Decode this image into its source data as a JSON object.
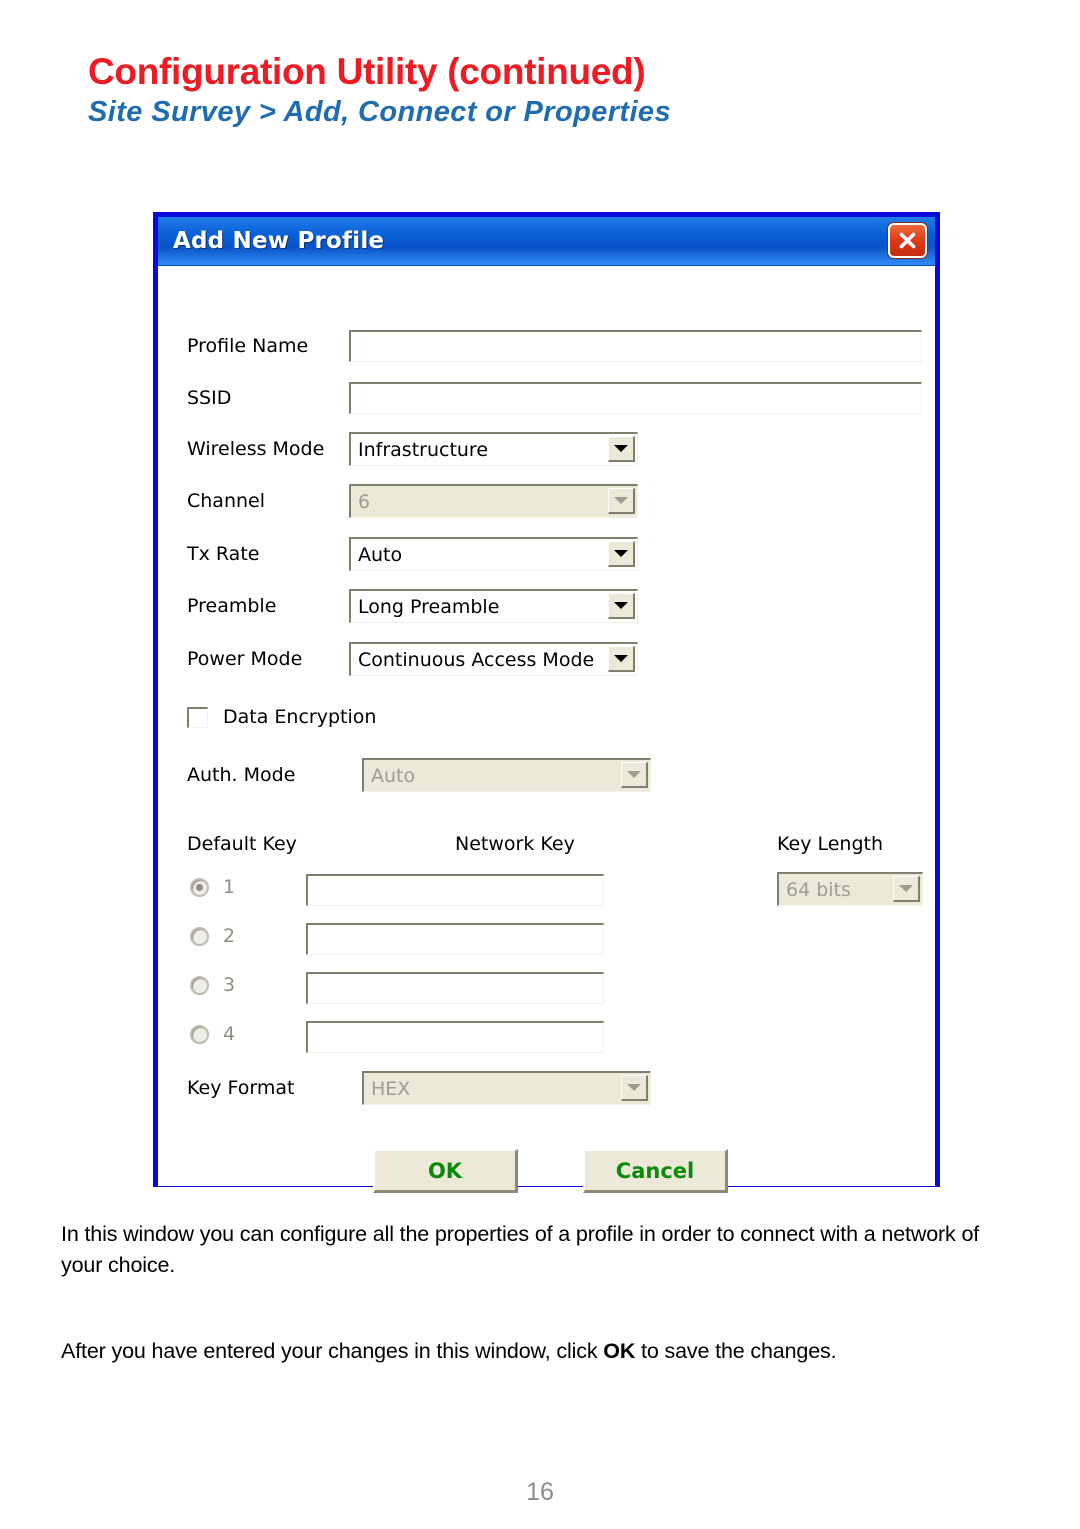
{
  "header": {
    "title": "Configuration Utility (continued)",
    "subtitle": "Site Survey > Add, Connect or Properties",
    "title_color": "#ed1c24",
    "subtitle_color": "#1f6cb0"
  },
  "dialog": {
    "title": "Add New Profile",
    "close_icon": "close-x-icon",
    "border_color": "#0b0bd9",
    "titlebar_color": "#0b5fd6",
    "fields": {
      "profile_name": {
        "label": "Profile Name",
        "value": "",
        "type": "text",
        "enabled": true
      },
      "ssid": {
        "label": "SSID",
        "value": "",
        "type": "text",
        "enabled": true
      },
      "wireless_mode": {
        "label": "Wireless Mode",
        "value": "Infrastructure",
        "type": "combo",
        "enabled": true
      },
      "channel": {
        "label": "Channel",
        "value": "6",
        "type": "combo",
        "enabled": false
      },
      "tx_rate": {
        "label": "Tx Rate",
        "value": "Auto",
        "type": "combo",
        "enabled": true
      },
      "preamble": {
        "label": "Preamble",
        "value": "Long Preamble",
        "type": "combo",
        "enabled": true
      },
      "power_mode": {
        "label": "Power Mode",
        "value": "Continuous Access Mode",
        "type": "combo",
        "enabled": true
      },
      "data_encryption": {
        "label": "Data Encryption",
        "checked": false,
        "type": "checkbox",
        "enabled": true
      },
      "auth_mode": {
        "label": "Auth. Mode",
        "value": "Auto",
        "type": "combo",
        "enabled": false
      },
      "key_format": {
        "label": "Key Format",
        "value": "HEX",
        "type": "combo",
        "enabled": false
      }
    },
    "key_section": {
      "default_key_heading": "Default Key",
      "network_key_heading": "Network Key",
      "key_length_heading": "Key Length",
      "key_length_value": "64 bits",
      "key_length_enabled": false,
      "selected_key": 1,
      "keys": [
        {
          "num": "1",
          "value": "",
          "selected": true
        },
        {
          "num": "2",
          "value": "",
          "selected": false
        },
        {
          "num": "3",
          "value": "",
          "selected": false
        },
        {
          "num": "4",
          "value": "",
          "selected": false
        }
      ]
    },
    "buttons": {
      "ok": "OK",
      "cancel": "Cancel",
      "label_color": "#0a8a0a"
    }
  },
  "body": {
    "paragraph1": "In this window you can configure all the properties of a profile in order to connect with a network of your choice.",
    "paragraph2_before": "After you have entered your changes in this window, click ",
    "paragraph2_bold": "OK",
    "paragraph2_after": " to save the changes."
  },
  "footer": {
    "page_number": "16"
  }
}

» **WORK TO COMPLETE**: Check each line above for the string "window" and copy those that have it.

» **SOLUTION FOR THIS EXERCISE**:
    "paragraph1": "In this window you can configure all the properties of a profile in order to connect with a network of your choice.",
    "paragraph2_before": "After you have entered your changes in this window, click ",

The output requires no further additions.